-- Opening Marker --

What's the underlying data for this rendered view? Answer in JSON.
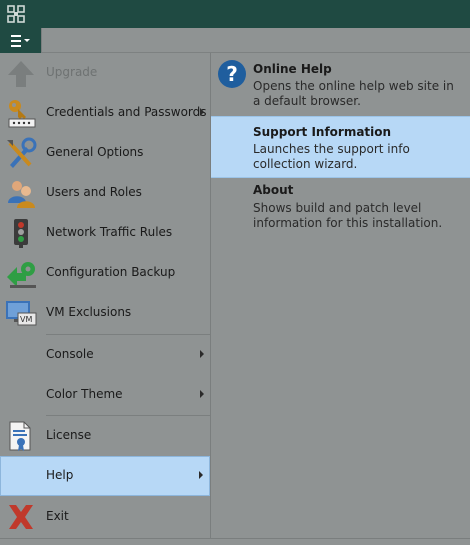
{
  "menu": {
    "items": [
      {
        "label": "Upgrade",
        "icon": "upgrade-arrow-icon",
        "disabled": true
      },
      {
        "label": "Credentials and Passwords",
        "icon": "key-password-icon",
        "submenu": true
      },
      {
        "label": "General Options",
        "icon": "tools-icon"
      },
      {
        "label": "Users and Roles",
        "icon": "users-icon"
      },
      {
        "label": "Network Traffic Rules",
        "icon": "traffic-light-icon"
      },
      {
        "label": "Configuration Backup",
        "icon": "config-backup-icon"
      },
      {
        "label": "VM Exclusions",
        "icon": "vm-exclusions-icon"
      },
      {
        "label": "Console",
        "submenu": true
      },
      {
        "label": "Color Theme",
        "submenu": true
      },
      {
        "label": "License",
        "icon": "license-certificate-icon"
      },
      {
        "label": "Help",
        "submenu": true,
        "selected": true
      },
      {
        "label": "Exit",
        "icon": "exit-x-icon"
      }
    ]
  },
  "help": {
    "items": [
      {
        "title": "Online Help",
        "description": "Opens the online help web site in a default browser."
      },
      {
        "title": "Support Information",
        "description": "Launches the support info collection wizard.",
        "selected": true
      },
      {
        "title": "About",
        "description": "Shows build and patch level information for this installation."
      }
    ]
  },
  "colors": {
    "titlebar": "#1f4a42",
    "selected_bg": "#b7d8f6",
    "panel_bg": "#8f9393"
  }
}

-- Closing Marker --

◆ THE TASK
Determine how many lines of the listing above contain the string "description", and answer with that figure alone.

◆ SOLUTION
3